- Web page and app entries
****
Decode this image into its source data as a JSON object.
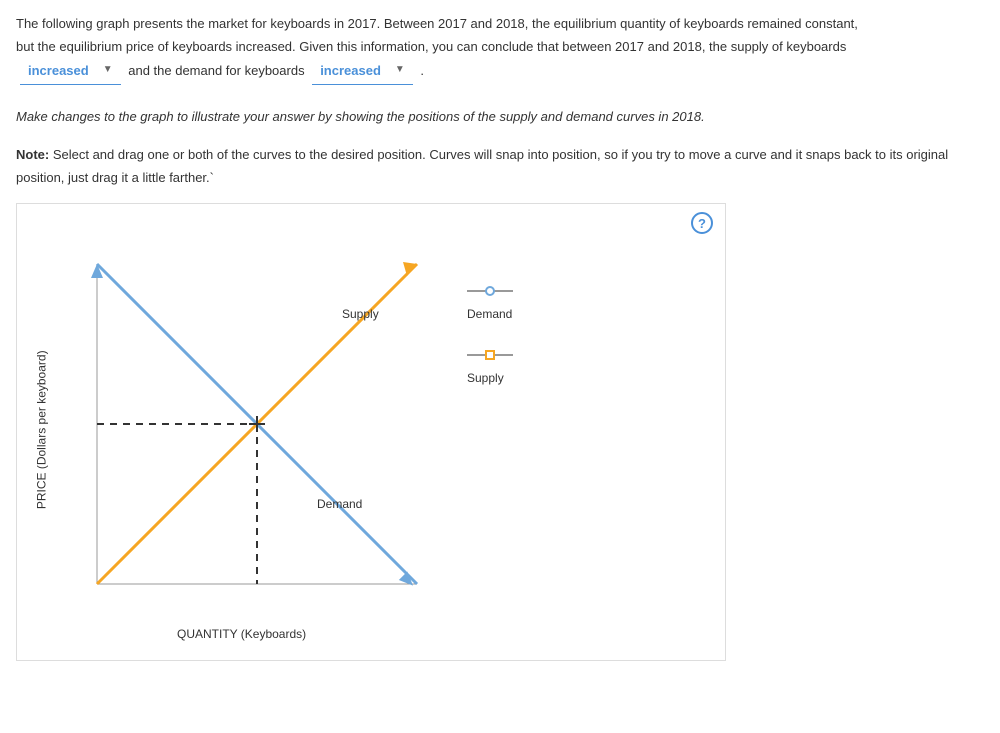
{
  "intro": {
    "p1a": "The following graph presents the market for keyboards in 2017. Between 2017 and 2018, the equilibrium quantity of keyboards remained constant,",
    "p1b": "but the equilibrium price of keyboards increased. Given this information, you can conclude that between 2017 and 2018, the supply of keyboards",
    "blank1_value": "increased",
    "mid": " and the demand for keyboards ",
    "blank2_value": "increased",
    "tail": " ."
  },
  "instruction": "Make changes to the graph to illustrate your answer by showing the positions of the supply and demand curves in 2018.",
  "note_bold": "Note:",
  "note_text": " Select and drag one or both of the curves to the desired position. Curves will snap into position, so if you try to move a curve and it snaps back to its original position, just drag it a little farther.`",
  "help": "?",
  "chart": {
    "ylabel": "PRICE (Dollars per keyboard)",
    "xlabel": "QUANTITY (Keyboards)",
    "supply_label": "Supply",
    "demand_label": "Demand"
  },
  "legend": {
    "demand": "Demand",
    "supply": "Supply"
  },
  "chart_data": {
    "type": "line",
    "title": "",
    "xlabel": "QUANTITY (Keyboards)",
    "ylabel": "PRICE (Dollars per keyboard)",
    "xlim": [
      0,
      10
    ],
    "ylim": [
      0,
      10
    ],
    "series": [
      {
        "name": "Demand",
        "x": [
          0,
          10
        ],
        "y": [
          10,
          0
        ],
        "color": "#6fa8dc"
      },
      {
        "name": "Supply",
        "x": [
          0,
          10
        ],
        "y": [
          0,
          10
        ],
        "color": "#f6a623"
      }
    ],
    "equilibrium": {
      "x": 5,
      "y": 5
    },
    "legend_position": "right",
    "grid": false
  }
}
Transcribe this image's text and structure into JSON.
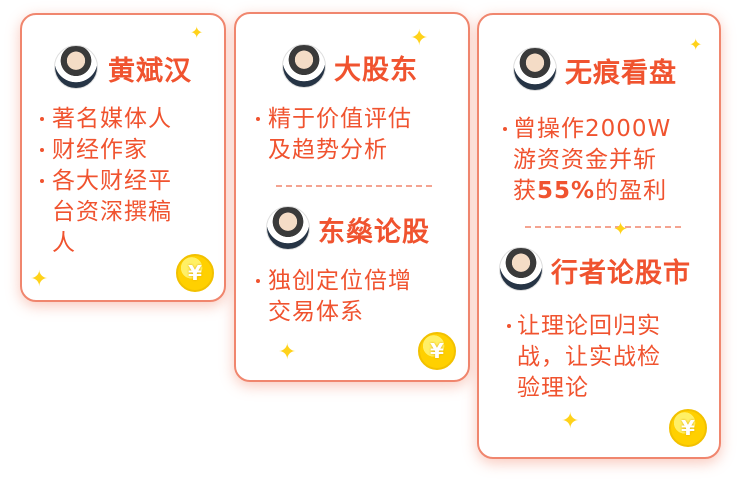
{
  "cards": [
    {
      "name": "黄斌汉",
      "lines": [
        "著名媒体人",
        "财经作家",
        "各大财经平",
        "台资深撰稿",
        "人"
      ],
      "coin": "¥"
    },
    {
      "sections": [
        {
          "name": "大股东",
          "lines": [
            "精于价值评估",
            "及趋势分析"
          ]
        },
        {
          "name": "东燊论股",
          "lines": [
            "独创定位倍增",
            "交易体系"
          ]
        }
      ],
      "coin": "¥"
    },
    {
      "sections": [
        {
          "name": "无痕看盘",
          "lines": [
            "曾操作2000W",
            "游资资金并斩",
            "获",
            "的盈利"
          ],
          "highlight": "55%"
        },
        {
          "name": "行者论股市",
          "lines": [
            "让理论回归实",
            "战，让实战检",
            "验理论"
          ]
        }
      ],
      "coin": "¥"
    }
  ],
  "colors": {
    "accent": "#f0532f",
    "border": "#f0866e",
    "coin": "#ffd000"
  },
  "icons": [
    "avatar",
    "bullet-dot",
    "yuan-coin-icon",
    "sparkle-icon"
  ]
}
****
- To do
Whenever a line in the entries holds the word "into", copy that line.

- Written answer
Decode this image into its source data as a JSON object.
  "note_text": " Select and drag one or both of the curves to the desired position. Curves will snap into position, so if you try to move a curve and it snaps back to its original position, just drag it a little farther.`",
Transcribe this image's text and structure into JSON.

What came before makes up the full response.